● **Records to use**
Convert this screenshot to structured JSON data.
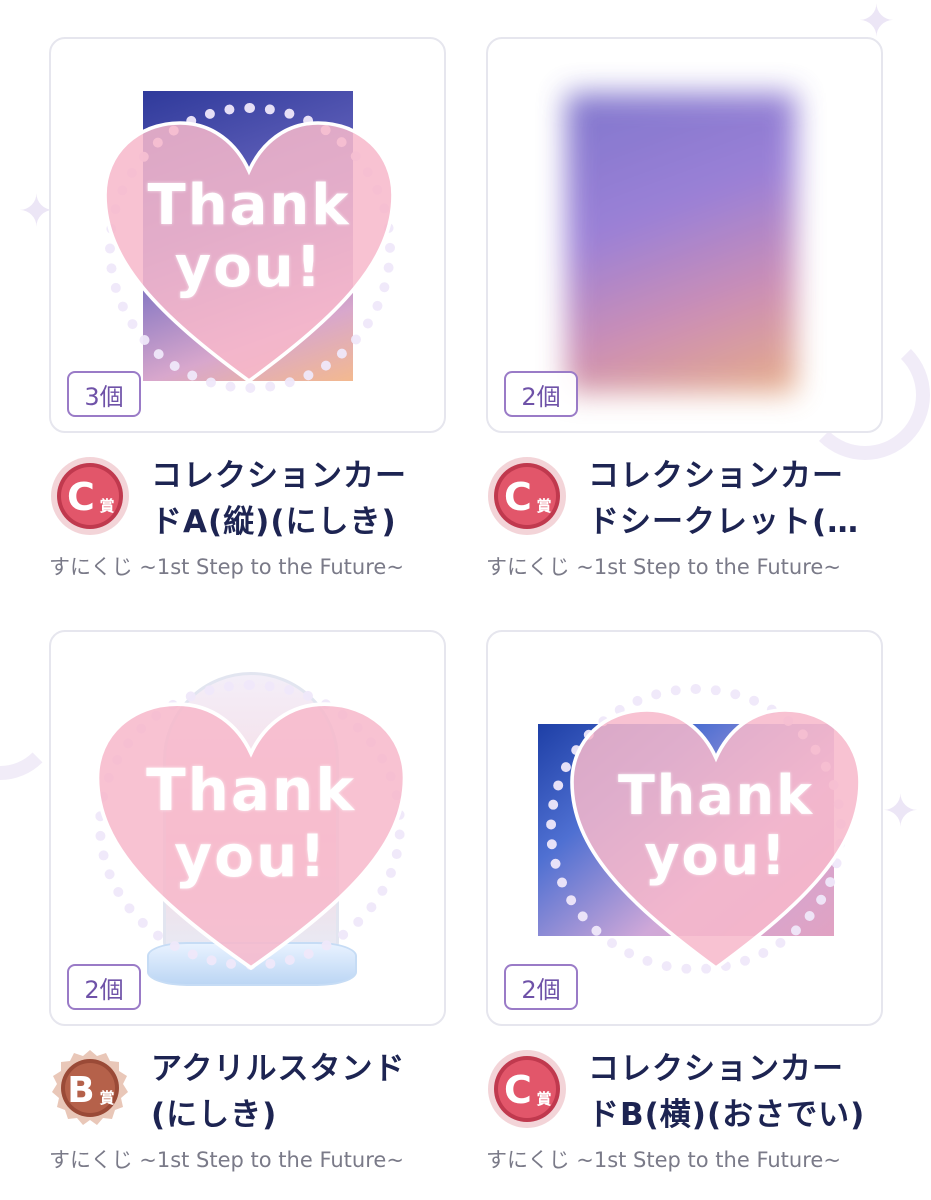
{
  "items": [
    {
      "quantity": "3個",
      "overlay_line1": "Thank",
      "overlay_line2": "you!",
      "prize_letter": "C",
      "prize_suffix": "賞",
      "title_line1": "コレクションカー",
      "title_line2": "ドA(縦)(にしき)",
      "series": "すにくじ ~1st Step to the Future~"
    },
    {
      "quantity": "2個",
      "prize_letter": "C",
      "prize_suffix": "賞",
      "title_line1": "コレクションカー",
      "title_line2": "ドシークレット(…",
      "series": "すにくじ ~1st Step to the Future~"
    },
    {
      "quantity": "2個",
      "overlay_line1": "Thank",
      "overlay_line2": "you!",
      "prize_letter": "B",
      "prize_suffix": "賞",
      "title_line1": "アクリルスタンド",
      "title_line2": "(にしき)",
      "series": "すにくじ ~1st Step to the Future~"
    },
    {
      "quantity": "2個",
      "overlay_line1": "Thank",
      "overlay_line2": "you!",
      "prize_letter": "C",
      "prize_suffix": "賞",
      "title_line1": "コレクションカー",
      "title_line2": "ドB(横)(おさでい)",
      "series": "すにくじ ~1st Step to the Future~"
    }
  ],
  "icons": {
    "prize_badge_c": "c-prize-badge-icon",
    "prize_badge_b": "b-prize-badge-icon",
    "sticker": "thank-you-heart-sticker"
  },
  "colors": {
    "title": "#1d2452",
    "quantity_accent": "#6f52a8",
    "heart_pink": "#f7b8cb",
    "badge_c": "#c0394e",
    "badge_b": "#9a4a37",
    "series_text": "#7a7a88"
  }
}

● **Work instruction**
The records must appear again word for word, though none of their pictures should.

● **Result of the task**
Convert this screenshot to structured JSON data.
{
  "items": [
    {
      "quantity": "3個",
      "overlay_line1": "Thank",
      "overlay_line2": "you!",
      "prize_letter": "C",
      "prize_suffix": "賞",
      "title_line1": "コレクションカー",
      "title_line2": "ドA(縦)(にしき)",
      "series": "すにくじ ~1st Step to the Future~"
    },
    {
      "quantity": "2個",
      "prize_letter": "C",
      "prize_suffix": "賞",
      "title_line1": "コレクションカー",
      "title_line2": "ドシークレット(…",
      "series": "すにくじ ~1st Step to the Future~"
    },
    {
      "quantity": "2個",
      "overlay_line1": "Thank",
      "overlay_line2": "you!",
      "prize_letter": "B",
      "prize_suffix": "賞",
      "title_line1": "アクリルスタンド",
      "title_line2": "(にしき)",
      "series": "すにくじ ~1st Step to the Future~"
    },
    {
      "quantity": "2個",
      "overlay_line1": "Thank",
      "overlay_line2": "you!",
      "prize_letter": "C",
      "prize_suffix": "賞",
      "title_line1": "コレクションカー",
      "title_line2": "ドB(横)(おさでい)",
      "series": "すにくじ ~1st Step to the Future~"
    }
  ],
  "icons": {
    "prize_badge_c": "c-prize-badge-icon",
    "prize_badge_b": "b-prize-badge-icon",
    "sticker": "thank-you-heart-sticker"
  },
  "colors": {
    "title": "#1d2452",
    "quantity_accent": "#6f52a8",
    "heart_pink": "#f7b8cb",
    "badge_c": "#c0394e",
    "badge_b": "#9a4a37",
    "series_text": "#7a7a88"
  }
}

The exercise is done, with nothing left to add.